3. Make it work for you. This is literally the most important point if any I could make. SO often we try to address our wellness by making changes that make ABSOLUTELY NO SENCE for our daily lives. And in that we get discouraged, we give up and lose track. Know who you are, understand your life and the patterns you live by and pick things that make sense based on all of that - and know that, that picture will evolve. I know for example that in the morning I live by the train times and also currently live with my inlaw’s where quite space isn’t always something I can find. So, I meditate everyone morning, but I meditate on the train, which is contrary to how it should work – you know in a room full of candles, sitting on my meditation pillow in the most uncomfortable cross-legged position ever. The way I do it, keeps me stress-free, calm and at ease. This example just goes to show that there is no “perfect” way, there is just the way that makes sense for you.
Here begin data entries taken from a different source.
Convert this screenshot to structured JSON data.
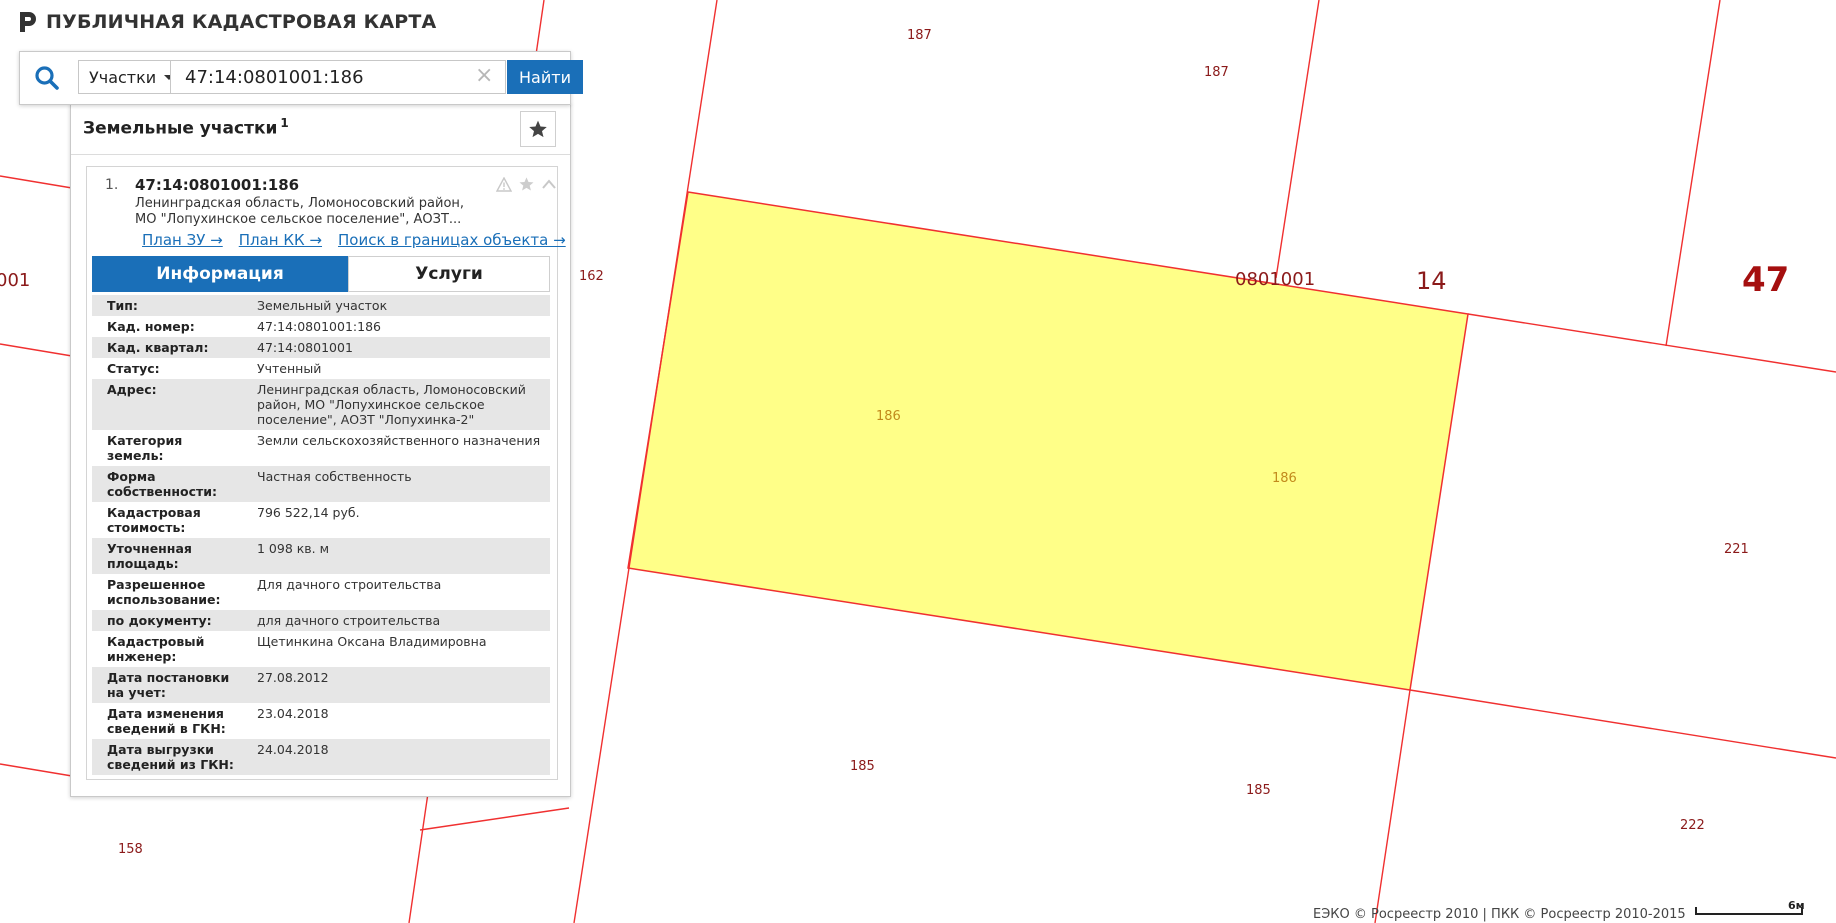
{
  "app": {
    "title": "ПУБЛИЧНАЯ КАДАСТРОВАЯ КАРТА"
  },
  "search": {
    "type_label": "Участки",
    "query": "47:14:0801001:186",
    "button_label": "Найти"
  },
  "results": {
    "title": "Земельные участки",
    "count": "1",
    "item": {
      "index": "1.",
      "title": "47:14:0801001:186",
      "address": "Ленинградская область, Ломоносовский район, МО \"Лопухинское сельское поселение\", АОЗТ...",
      "links": [
        "План ЗУ →",
        "План КК →",
        "Поиск в границах объекта →"
      ],
      "tabs": [
        "Информация",
        "Услуги"
      ],
      "attributes": [
        {
          "key": "Тип:",
          "value": "Земельный участок"
        },
        {
          "key": "Кад. номер:",
          "value": "47:14:0801001:186"
        },
        {
          "key": "Кад. квартал:",
          "value": "47:14:0801001"
        },
        {
          "key": "Статус:",
          "value": "Учтенный"
        },
        {
          "key": "Адрес:",
          "value": "Ленинградская область, Ломоносовский район, МО \"Лопухинское сельское поселение\", АОЗТ \"Лопухинка-2\""
        },
        {
          "key": "Категория земель:",
          "value": "Земли сельскохозяйственного назначения"
        },
        {
          "key": "Форма собственности:",
          "value": "Частная собственность"
        },
        {
          "key": "Кадастровая стоимость:",
          "value": "796 522,14 руб."
        },
        {
          "key": "Уточненная площадь:",
          "value": "1 098 кв. м"
        },
        {
          "key": "Разрешенное использование:",
          "value": "Для дачного строительства"
        },
        {
          "key": "по документу:",
          "value": "для дачного строительства"
        },
        {
          "key": "Кадастровый инженер:",
          "value": "Щетинкина Оксана Владимировна"
        },
        {
          "key": "Дата постановки на учет:",
          "value": "27.08.2012"
        },
        {
          "key": "Дата изменения сведений в ГКН:",
          "value": "23.04.2018"
        },
        {
          "key": "Дата выгрузки сведений из ГКН:",
          "value": "24.04.2018"
        }
      ]
    }
  },
  "map": {
    "parcel_labels": [
      "187",
      "187",
      "162",
      "186",
      "186",
      "185",
      "185",
      "221",
      "222",
      "158"
    ],
    "quarter_label": "0801001",
    "district_label": "14",
    "region_label": "47",
    "edge_label": "001"
  },
  "footer": {
    "copyright": "ЕЭКО © Росреестр 2010 | ПКК © Росреестр 2010-2015",
    "scale_label": "6м"
  },
  "colors": {
    "accent": "#1a6fb8",
    "boundary": "#f03030",
    "selected_fill": "#ffff88",
    "label": "#8b1a1a"
  },
  "icons": {
    "search": "search-icon",
    "favorites": "star-icon",
    "clear": "close-icon"
  }
}
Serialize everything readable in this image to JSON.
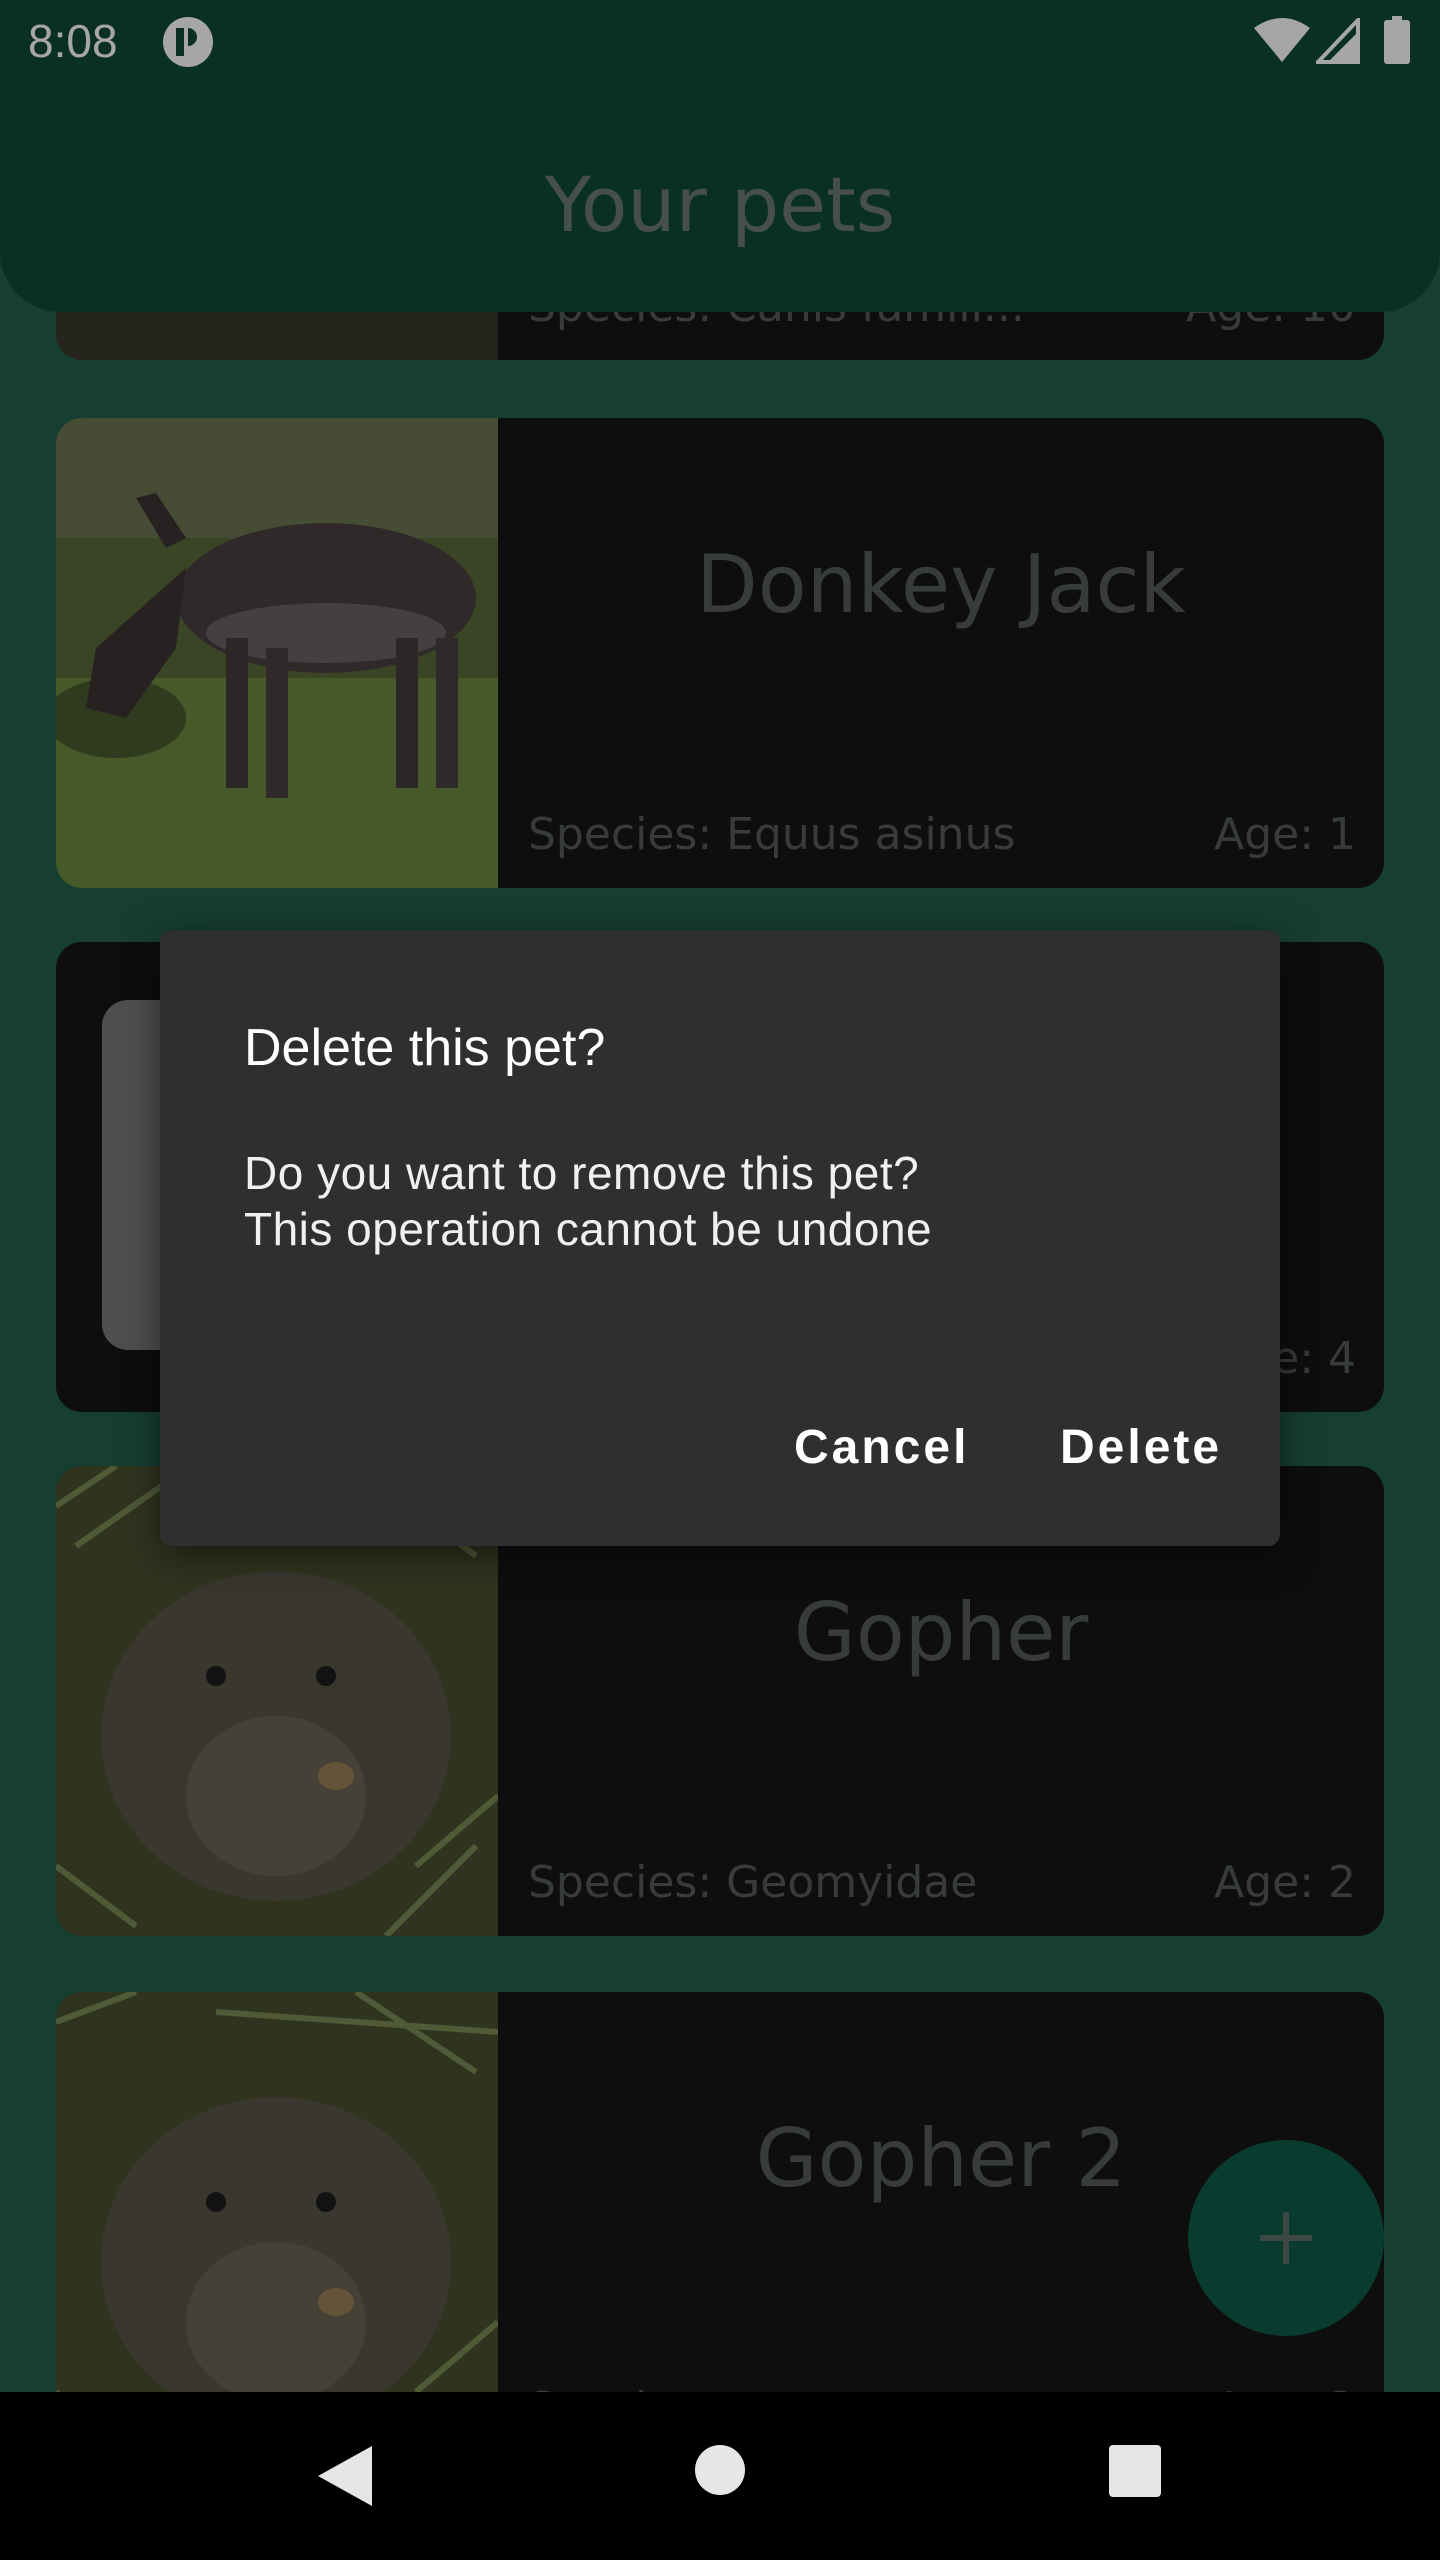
{
  "status_bar": {
    "time": "8:08",
    "icons": [
      "app-notification-icon",
      "wifi-icon",
      "signal-icon",
      "battery-icon"
    ]
  },
  "app_bar": {
    "title": "Your pets"
  },
  "pets": [
    {
      "name": "",
      "species": "Species: Canis famili...",
      "age": "Age: 10"
    },
    {
      "name": "Donkey Jack",
      "species": "Species: Equus asinus",
      "age": "Age: 1"
    },
    {
      "name": "",
      "species": "",
      "age": "e: 4"
    },
    {
      "name": "Gopher",
      "species": "Species: Geomyidae",
      "age": "Age: 2"
    },
    {
      "name": "Gopher 2",
      "species": "Species:",
      "age": "Age: 2"
    }
  ],
  "fab": {
    "icon": "plus-icon"
  },
  "dialog": {
    "title": "Delete this pet?",
    "message_line1": "Do you want to remove this pet?",
    "message_line2": "This operation cannot be undone",
    "cancel_label": "Cancel",
    "delete_label": "Delete"
  },
  "nav_bar": {
    "icons": [
      "back-icon",
      "home-icon",
      "recents-icon"
    ]
  },
  "colors": {
    "primary": "#104a3b",
    "fab": "#0f5c47",
    "card": "#161616",
    "dialog": "#2f2f2f"
  }
}
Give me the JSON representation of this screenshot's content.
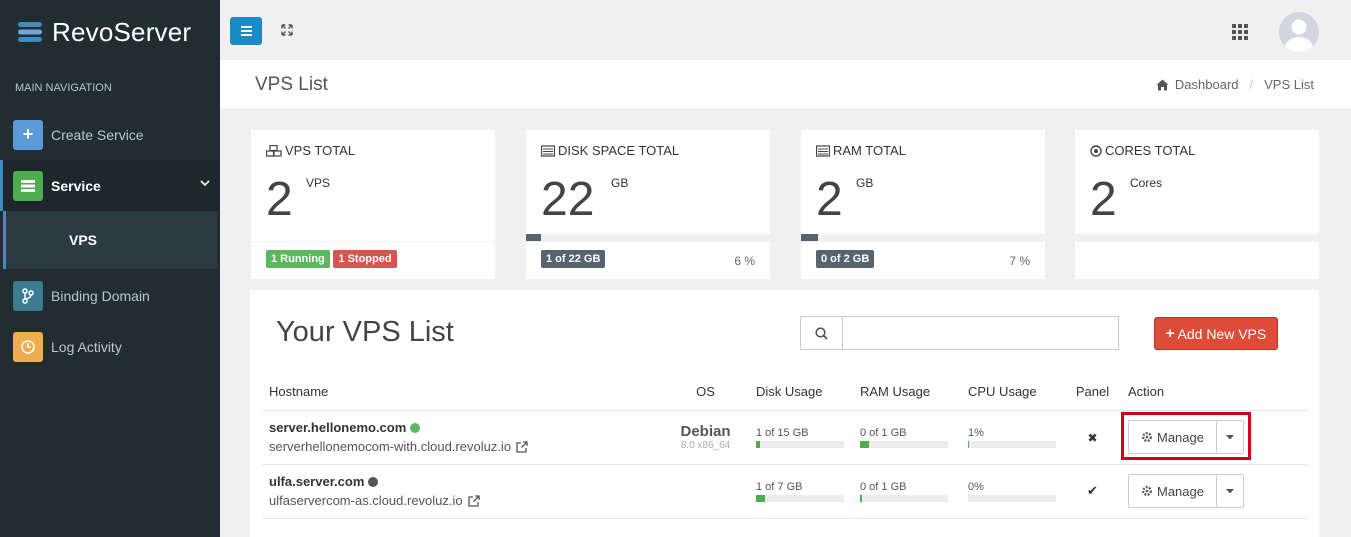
{
  "brand": {
    "name": "RevoServer"
  },
  "sidebar": {
    "header": "MAIN NAVIGATION",
    "items": [
      {
        "label": "Create Service",
        "icon": "plus-icon",
        "color": "#5a9ad5"
      },
      {
        "label": "Service",
        "icon": "server-icon",
        "color": "#4cae4c"
      },
      {
        "label": "Binding Domain",
        "icon": "branch-icon",
        "color": "#3a7d93"
      },
      {
        "label": "Log Activity",
        "icon": "clock-icon",
        "color": "#f0ad4e"
      }
    ],
    "sub_item": "VPS"
  },
  "header": {
    "page_title": "VPS List",
    "breadcrumb": {
      "home": "Dashboard",
      "current": "VPS List"
    }
  },
  "stats": {
    "vps": {
      "label": "VPS TOTAL",
      "value": "2",
      "unit": "VPS",
      "running": "1 Running",
      "stopped": "1 Stopped",
      "icon": "cubes-icon"
    },
    "disk": {
      "label": "DISK SPACE TOTAL",
      "value": "22",
      "unit": "GB",
      "badge": "1 of 22 GB",
      "percent": "6 %",
      "fill_fraction": 0.06,
      "icon": "hdd-icon"
    },
    "ram": {
      "label": "RAM TOTAL",
      "value": "2",
      "unit": "GB",
      "badge": "0 of 2 GB",
      "percent": "7 %",
      "fill_fraction": 0.07,
      "icon": "memory-icon"
    },
    "cores": {
      "label": "CORES TOTAL",
      "value": "2",
      "unit": "Cores",
      "icon": "circle-dot-icon"
    }
  },
  "vps_list": {
    "title": "Your VPS List",
    "search_placeholder": "",
    "add_button": "Add New VPS",
    "columns": [
      "Hostname",
      "OS",
      "Disk Usage",
      "RAM Usage",
      "CPU Usage",
      "Panel",
      "Action"
    ],
    "rows": [
      {
        "hostname": "server.hellonemo.com",
        "status_color": "#5cb85c",
        "link": "serverhellonemocom-with.cloud.revoluz.io",
        "os": "Debian",
        "os_version": "8.0 x86_64",
        "disk": "1 of 15 GB",
        "disk_fill": 0.05,
        "ram": "0 of 1 GB",
        "ram_fill": 0.1,
        "cpu": "1%",
        "cpu_fill": 0.01,
        "panel": "✖",
        "action": "Manage"
      },
      {
        "hostname": "ulfa.server.com",
        "status_color": "#555555",
        "link": "ulfaservercom-as.cloud.revoluz.io",
        "os": "",
        "os_version": "",
        "disk": "1 of 7 GB",
        "disk_fill": 0.1,
        "ram": "0 of 1 GB",
        "ram_fill": 0.02,
        "cpu": "0%",
        "cpu_fill": 0,
        "panel": "✔",
        "action": "Manage"
      }
    ]
  }
}
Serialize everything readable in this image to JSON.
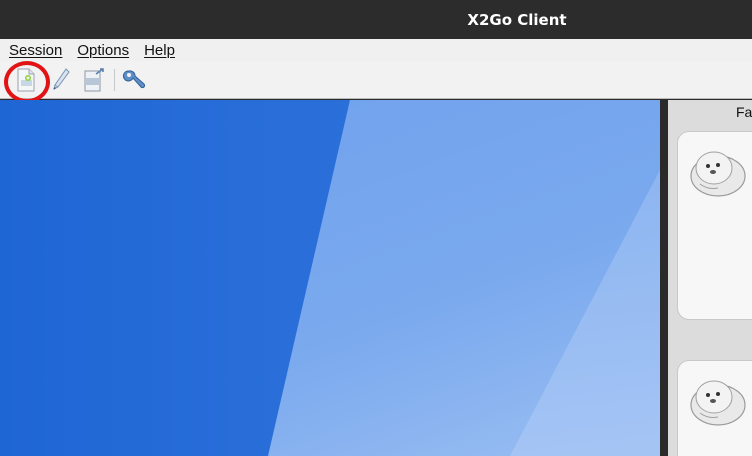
{
  "window": {
    "title": "X2Go Client"
  },
  "menu": {
    "items": [
      "Session",
      "Options",
      "Help"
    ]
  },
  "toolbar": {
    "buttons": [
      {
        "icon": "new-session-icon"
      },
      {
        "icon": "edit-session-icon"
      },
      {
        "icon": "export-session-icon"
      },
      {
        "icon": "settings-wrench-icon"
      }
    ]
  },
  "sidepanel": {
    "favorites_label": "Fav"
  },
  "colors": {
    "titlebar": "#2c2c2c",
    "highlight": "#e01414",
    "desktop": "#1f66d5"
  }
}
4. Be unapologetic about your choices. This links to three. Once you find what works for you, what is supporting you, OWN IT and don’t let others criticisms, views, judgements impact you. This is your wellness, your way of taking care of yourself and no one knows that better than you.
The moral really is that out of all of the suggestions out there, the only person that really knows what will work for you and help you in your journey to being well, is you. So, let that be your guide as you walk forward into your wellness journey.
Wishing you all a week of owning your wellness in a way that is unapologetic and true to you.
With love and gratitude always,
Arti, aka The Wellness Chief xx
Have a topic you want me to address in the weekly column and / or are keen to look at the idea of coaching in general and / or coaching with me, please drop me a note at email@example.com. I offer free taster sessions and am always open to hosting exploratory calls as a starter. Remember this is your journey, and I am just here to provide the space you need.